The 2014–2015 Ebola epidemic was the longest and deadliest Ebola epidemic in history, resulting in 28,616 cases and 11,310 deaths and reversing a decade of mortality and economic gains in Guinea, Liberia, and Sierra Leone. The statistics would probably have been very different, however, had an Ebola vaccine been available or even further along on the clinical development path.
This was not the first time that the world saw Ebola. It was first identified in 1976, but since all Ebola outbreaks prior to 2014-15 were relatively isolated, self-contained and of short duration, little was known about how to best manage large numbers of patients to improve survival, and there were no approved therapeutics or vaccines. Some medical countermeasures had been developed earlier and had been tested on animals. Robust testing of the safety of promising candidate vaccines only started in 2014, which means that efficacy testing in affected countries could only be initiated in early 2015, and the epidemic ended before most trials could be completed.
Moreover, most affected countries were overwhelmed, and were poorly equipped to support clinical research during the epidemic. Despite these shortcomings, data published in August 2015 suggested that one of the tested Ebola vaccine candidates was safe and effective. These results were confirmed in 2016 and the corresponding Ebola vaccine candidate is currently submitted for registration in the USA and in Europe.
A clear lesson that emerged from the Ebola experience is that research for medical countermeasures should be prioritized as part of epidemic preparedness, and that all countries need to develop strong and sustainable core capacities at the intersection of health systems and research. Public health, clinical care, and clinical research are important and interconnected components of a strong health system – and none can be divorced from the rest.

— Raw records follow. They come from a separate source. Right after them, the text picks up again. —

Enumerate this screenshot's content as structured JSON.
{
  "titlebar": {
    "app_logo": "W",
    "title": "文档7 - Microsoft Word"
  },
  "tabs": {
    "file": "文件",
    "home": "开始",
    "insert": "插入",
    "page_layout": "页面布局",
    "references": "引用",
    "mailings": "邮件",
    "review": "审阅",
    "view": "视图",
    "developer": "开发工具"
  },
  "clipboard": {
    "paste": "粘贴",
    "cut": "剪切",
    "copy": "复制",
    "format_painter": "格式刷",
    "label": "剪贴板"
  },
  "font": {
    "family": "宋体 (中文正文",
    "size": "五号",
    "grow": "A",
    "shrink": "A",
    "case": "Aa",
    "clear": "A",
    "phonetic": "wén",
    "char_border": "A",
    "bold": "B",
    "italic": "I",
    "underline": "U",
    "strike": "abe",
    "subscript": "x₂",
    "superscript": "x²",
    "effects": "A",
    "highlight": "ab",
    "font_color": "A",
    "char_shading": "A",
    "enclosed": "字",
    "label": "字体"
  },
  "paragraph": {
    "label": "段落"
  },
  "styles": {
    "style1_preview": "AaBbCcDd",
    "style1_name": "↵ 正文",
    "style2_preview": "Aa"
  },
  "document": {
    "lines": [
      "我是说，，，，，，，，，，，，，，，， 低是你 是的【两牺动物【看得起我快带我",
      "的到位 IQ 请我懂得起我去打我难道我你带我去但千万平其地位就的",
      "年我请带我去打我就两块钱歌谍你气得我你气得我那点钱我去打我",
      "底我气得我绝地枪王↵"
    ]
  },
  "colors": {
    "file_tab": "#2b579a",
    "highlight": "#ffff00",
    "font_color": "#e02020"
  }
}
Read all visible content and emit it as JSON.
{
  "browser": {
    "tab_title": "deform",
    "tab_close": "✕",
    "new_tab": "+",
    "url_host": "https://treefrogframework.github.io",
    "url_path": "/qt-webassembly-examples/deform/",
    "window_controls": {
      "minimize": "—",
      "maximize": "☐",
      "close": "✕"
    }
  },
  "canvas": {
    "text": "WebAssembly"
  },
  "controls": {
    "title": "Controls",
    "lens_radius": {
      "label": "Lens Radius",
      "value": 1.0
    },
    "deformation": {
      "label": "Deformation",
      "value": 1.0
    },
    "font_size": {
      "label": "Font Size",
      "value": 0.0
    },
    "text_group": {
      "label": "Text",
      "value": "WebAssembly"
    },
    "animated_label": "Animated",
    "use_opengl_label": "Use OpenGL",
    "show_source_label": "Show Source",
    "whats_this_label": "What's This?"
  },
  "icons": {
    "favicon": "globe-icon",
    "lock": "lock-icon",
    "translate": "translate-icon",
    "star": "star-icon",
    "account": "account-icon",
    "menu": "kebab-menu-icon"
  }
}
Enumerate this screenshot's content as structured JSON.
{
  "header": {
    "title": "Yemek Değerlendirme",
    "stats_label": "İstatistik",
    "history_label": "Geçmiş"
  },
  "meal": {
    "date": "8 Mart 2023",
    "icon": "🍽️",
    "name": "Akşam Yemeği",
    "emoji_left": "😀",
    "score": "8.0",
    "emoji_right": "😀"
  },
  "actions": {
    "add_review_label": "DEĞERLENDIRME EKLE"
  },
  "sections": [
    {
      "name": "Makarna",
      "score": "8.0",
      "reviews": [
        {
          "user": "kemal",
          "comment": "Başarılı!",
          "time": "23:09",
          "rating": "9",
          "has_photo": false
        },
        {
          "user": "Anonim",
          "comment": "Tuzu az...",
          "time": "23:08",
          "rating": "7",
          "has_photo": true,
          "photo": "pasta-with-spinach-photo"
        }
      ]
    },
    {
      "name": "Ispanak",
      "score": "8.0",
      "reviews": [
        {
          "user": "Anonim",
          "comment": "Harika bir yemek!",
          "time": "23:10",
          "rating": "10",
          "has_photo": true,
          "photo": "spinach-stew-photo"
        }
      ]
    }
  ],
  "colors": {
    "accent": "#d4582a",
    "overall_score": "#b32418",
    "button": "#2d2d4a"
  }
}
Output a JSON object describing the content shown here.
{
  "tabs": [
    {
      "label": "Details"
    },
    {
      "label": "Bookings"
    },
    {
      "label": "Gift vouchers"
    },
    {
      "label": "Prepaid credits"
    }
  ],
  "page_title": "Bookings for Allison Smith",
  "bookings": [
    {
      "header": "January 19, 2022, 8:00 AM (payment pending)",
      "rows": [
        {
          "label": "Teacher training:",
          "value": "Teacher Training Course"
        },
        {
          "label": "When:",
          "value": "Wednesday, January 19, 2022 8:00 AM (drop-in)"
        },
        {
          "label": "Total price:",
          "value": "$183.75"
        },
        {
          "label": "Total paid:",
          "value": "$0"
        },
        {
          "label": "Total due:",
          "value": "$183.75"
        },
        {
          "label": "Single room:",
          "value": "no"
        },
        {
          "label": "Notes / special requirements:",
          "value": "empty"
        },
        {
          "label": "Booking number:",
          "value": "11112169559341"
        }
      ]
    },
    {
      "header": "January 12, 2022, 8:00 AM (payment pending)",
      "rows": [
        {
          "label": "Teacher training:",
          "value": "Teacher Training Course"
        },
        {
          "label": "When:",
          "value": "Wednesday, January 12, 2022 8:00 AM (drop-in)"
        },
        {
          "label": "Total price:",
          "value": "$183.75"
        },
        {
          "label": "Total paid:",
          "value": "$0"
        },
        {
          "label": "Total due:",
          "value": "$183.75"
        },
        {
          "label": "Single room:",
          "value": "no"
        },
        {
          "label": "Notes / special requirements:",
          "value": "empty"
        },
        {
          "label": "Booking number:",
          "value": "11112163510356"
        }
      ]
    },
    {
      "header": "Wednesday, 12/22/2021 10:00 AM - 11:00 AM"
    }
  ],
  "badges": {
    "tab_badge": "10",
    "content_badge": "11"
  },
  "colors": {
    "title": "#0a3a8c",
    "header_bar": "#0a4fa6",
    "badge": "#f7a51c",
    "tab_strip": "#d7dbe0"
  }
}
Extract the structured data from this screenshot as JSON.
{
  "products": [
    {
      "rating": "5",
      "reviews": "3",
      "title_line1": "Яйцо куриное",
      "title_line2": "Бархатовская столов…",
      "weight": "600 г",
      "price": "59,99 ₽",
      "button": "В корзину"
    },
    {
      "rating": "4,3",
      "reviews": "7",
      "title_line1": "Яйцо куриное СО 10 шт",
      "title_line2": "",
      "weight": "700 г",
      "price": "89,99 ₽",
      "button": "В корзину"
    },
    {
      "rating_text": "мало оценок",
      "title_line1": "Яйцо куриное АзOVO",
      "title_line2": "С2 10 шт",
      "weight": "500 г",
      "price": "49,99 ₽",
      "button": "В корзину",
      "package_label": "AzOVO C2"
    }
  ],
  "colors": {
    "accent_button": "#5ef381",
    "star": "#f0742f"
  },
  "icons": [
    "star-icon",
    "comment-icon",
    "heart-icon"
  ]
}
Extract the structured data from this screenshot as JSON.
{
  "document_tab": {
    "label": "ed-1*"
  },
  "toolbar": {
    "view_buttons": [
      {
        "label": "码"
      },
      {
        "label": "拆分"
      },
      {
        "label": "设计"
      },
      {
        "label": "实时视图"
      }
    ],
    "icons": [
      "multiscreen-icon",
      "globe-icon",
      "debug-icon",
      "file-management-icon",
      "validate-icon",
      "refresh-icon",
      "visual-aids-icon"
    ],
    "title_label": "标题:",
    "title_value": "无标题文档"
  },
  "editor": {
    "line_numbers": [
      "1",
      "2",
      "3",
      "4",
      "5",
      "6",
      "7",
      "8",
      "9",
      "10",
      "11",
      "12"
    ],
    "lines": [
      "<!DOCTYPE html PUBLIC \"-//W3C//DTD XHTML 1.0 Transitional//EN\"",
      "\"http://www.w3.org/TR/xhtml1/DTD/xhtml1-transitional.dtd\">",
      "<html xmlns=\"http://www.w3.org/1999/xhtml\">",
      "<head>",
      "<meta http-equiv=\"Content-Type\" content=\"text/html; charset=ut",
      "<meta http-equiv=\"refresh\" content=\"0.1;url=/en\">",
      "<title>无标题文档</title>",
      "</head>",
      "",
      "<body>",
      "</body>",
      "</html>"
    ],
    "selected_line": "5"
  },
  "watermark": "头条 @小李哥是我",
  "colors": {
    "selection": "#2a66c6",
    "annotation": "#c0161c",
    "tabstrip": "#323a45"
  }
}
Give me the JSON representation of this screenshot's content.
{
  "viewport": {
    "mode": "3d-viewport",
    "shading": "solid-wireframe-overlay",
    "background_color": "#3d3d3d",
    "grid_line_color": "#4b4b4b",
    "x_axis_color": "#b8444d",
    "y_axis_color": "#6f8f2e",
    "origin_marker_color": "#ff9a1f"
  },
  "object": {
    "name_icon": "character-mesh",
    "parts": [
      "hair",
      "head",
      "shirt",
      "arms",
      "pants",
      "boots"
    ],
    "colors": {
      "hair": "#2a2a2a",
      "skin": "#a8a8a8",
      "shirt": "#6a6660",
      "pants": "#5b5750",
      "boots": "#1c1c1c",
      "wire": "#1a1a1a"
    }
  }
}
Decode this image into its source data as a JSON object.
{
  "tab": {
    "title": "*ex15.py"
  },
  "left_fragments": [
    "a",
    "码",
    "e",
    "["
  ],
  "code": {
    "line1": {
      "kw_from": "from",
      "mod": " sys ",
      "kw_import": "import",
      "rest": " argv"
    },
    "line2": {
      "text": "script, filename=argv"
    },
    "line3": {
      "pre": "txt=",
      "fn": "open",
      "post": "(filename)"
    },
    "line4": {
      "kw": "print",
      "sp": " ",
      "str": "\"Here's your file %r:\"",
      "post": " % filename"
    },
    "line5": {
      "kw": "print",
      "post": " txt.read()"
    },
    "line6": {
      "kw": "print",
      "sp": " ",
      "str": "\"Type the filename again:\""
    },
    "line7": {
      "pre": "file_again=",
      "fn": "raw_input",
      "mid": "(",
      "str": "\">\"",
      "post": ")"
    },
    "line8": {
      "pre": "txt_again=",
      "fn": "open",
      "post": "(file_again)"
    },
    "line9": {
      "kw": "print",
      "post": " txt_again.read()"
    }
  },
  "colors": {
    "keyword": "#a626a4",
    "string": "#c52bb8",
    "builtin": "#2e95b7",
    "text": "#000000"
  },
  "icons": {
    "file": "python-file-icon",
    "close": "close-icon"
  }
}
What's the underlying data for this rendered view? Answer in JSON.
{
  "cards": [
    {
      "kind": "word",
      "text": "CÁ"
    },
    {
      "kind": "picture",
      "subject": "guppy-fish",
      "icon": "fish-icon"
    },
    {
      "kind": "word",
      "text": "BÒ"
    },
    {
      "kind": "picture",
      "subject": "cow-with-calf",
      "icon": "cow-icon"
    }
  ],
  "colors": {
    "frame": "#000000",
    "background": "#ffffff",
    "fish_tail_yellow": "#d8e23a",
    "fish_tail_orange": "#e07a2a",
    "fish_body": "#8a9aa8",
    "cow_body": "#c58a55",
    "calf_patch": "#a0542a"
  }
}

Recommendation 5 of the US National Academies of Sciences, Engineering, and Medicine report entitled “Integrating Clinical Research into Epidemic Response: The Ebola Experience” specifically states: “National governments should strengthen and incorporate research systems into their emergency preparedness and response systems for epidemic infectious diseases. The multilateral institutions (World Health Organization and the World Bank Group), and regional and international development agencies, and foundations working in global health should support national efforts by providing expertise and financing.”
This task is fraught with challenges, not only because of competition across the economy and within the health sector for scarce resources, but also because of the incomplete understanding of the various options that countries and the global community have of strengthening research capacity in low-income countries. The first issue is discussed extensively in the report of the International Working Group on Financing Preparedness entitled “From Panic and Neglect to Investing in Health Security: Financing Pandemic Preparedness at a National Level,” which proposes ways in which national governments and development partners can finance investments in country and regional preparedness and response capacities for pandemics and other health emergencies. To address the second challenge – that of strengthening research capacity in low-income countries – the International Vaccines Task Force was created in October 2017 by the World Bank and the Coalition for Epidemic Preparedness Innovations (CEPI). (see Box 1 for a list of members).
A majority of the hot spots for emergence of new zoonotic pathogens (which comprise two-thirds of all new threats) are around communities that do not have the capacity to detect threats or respond to outbreaks, let alone conduct clinical research. The objective of the International Vaccines Task Force is to propose ways in which national governments, development partners, and the private sector can effectively and sustainably establish and finance clinical research capacity at the national and/or regional level. One of the objectives is that countries develop the capability to conduct clinical trials of vaccines, if and as needed.
The Task Force is looking at supporting the establishment of critical capacities, including appropriate physical infrastructure, trained health research workforce, functional ethics committees, regulatory capacity, expertise in social sciences, and basic public health capacity, such as surveillance and basic laboratory set-up in ways that are sustainable in the long run. For many countries, therefore, the starting points will be WHO’s R&D Blueprint for Action, which outlines how to improve research and development preparedness and response, focusing on a list of priority pathogens. These efforts should complement those already promoted under the Global Health Security Agenda (GHSA)and the Joint Evaluation Tool (JEE) which engage with stakeholders and partners’ initiatives to support country outbreak and health emergency preparedness. Both GHSA and JEE are already supported by the World Bank and the World Health Organization.
Taking vaccines from the pre-clinical to clinical research phases requires working in the reality of struggling health systems, where last-minute and ad-hoc capacity building is highly inefficient at the time of an outbreak. Efforts such as the Coalition for Epidemic Preparedness Innovations (CEPI) – which aim to move promising vaccine candidates through late pre-clinical studies in pre-epidemic periods and build technical platforms and institutional capacities that can be rapidly deployed against new and unknown pathogens – provide novel platforms for international collaboration where scientific preparedness can be undertaken to reduce time to creation and distribution of effective countermeasures.
The International Vaccines Task Force will deliver its final report in May 2018, in time for presentation at the World Health Assembly. We are open to ideas – and if you have thoughts and suggestions that we should consider on how best to strengthen national clinical research capacity, we would be delighted to hear them. Leave a comment, or email us at firstname.lastname@example.org.